The study also revealed that more companies are implementing annual limits on director compensation in the wake of shareholder lawsuits alleging that pay for board members is excessive.    

The annual analysis of director compensation at Fortune 500 companies found median total direct compensation for directors climbed 3 percent last year to $267,500, up from $259,750 in 2016. Total direct compensation includes cash pay, and annual or recurring stock awards. The median value of annual cash compensation increased 4 percent in 2017 to $107,500, bolstered by a 5 percent increase in the annual cash retainer to $100,000. Variable cash pay for board and committee meetings remained virtually unchanged. The median value of annual stock compensation rose 3 percent to just over $150,000. The average mix of pay remained constant at 57 percent in equity, 43 percent in cash.

“Director pay continues to be a hot topic for boards in light of continued attention brought on by shareholder lawsuits over alleged excessive stock grants made to directors,” Don Delves, North America leader, executive compensation, at Willis Towers Watson, said in a statement. “As a result, boards are looking for ways, such as adding limits specific to directors, to mitigate exposure to lawsuits.”

The study builds upon that observation. The percentage of companies that implemented an annual compensation limit jumped from 55 percent in 2016 to 61 percent last year. Fixed value limits (78 percent) are more prevalent than those based on a fixed number of shares (22 percent) as they offer a more clearly defined pay ceiling. Also, limits continue to go beyond covering only annual stock grants: 32 percent of annual limits now cover both stock and cash compensation, compared with 29 percent in 2016.
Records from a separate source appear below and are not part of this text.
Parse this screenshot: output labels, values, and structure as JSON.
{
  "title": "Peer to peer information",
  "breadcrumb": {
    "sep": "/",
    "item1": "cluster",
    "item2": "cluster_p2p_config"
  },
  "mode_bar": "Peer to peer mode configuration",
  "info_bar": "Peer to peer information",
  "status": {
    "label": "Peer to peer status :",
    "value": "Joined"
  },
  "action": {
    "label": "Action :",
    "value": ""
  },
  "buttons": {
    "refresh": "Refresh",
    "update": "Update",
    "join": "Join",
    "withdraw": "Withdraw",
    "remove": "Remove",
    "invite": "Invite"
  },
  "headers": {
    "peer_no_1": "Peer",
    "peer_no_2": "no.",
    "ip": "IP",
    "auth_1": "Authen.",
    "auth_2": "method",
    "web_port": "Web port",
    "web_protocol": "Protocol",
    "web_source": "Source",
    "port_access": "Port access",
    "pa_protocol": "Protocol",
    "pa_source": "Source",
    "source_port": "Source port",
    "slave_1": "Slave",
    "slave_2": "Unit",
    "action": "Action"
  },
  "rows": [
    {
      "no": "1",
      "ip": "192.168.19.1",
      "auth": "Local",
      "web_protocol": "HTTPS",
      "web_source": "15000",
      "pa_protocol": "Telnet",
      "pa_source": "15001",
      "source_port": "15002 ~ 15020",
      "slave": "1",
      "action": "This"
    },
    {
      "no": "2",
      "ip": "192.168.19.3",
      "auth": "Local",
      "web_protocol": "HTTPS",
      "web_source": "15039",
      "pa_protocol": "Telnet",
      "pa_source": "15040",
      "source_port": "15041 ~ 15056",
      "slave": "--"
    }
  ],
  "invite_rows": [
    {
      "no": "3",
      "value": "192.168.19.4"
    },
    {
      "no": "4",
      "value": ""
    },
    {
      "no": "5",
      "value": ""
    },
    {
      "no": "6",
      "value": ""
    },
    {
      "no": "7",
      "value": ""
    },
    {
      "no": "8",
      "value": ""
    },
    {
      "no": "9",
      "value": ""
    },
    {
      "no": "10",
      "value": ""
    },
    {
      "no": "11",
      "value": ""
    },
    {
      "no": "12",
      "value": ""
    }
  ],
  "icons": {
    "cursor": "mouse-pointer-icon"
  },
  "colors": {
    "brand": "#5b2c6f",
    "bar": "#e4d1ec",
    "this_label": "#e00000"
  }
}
“Despite the overall stability of director pay we are seeing, it’s likely companies and their boards will continue to evaluate and, if necessary, refine their pay programs in the coming year,” Delves says. “Companies remain under pressure to attract and retain qualified individuals to serve as outside directors. Having a competitive and fair pay program will be critical to achieving that goal.”

The analysis touches upon a variety of other director issues.

Board leadership. Almost half of companies (49 percent) separated the positions of board chair and chief executive officer in 2017, up from 47 percent in 2016. 

Conversely, the prevalence of companies identifying a lead or presiding director decreased from 73 percent to 70 percent. Lead directors received an additional $30,000 in compensation last year.  

Stock ownership and retention guidelines. Companies continue to embrace stock ownership guidelines and retention requirements for directors. Ninety-four percent of Fortune 500 companies now have one or both mandates in place. The vast majority of ownership guidelines (84 percent) are based on a multiple of the annual retainer, while just over half of retention requirements (55 percent) require a holding period that lasts until the stock ownership guidelines are met.

Compensation review. Nearly half of companies (49 percent) review their director pay programs at least annually while three in 10 (29 percent) review their programs “periodically” or “from time to time.”

Willis Towers Watson analyzed the compensation for outside directors at 300 publicly owned Fortune 500 companies that filed their fiscal year 2017 proxy statements by June 30, 2018. Data for these companies was then compared against an analysis of the same 300 companies for 2016.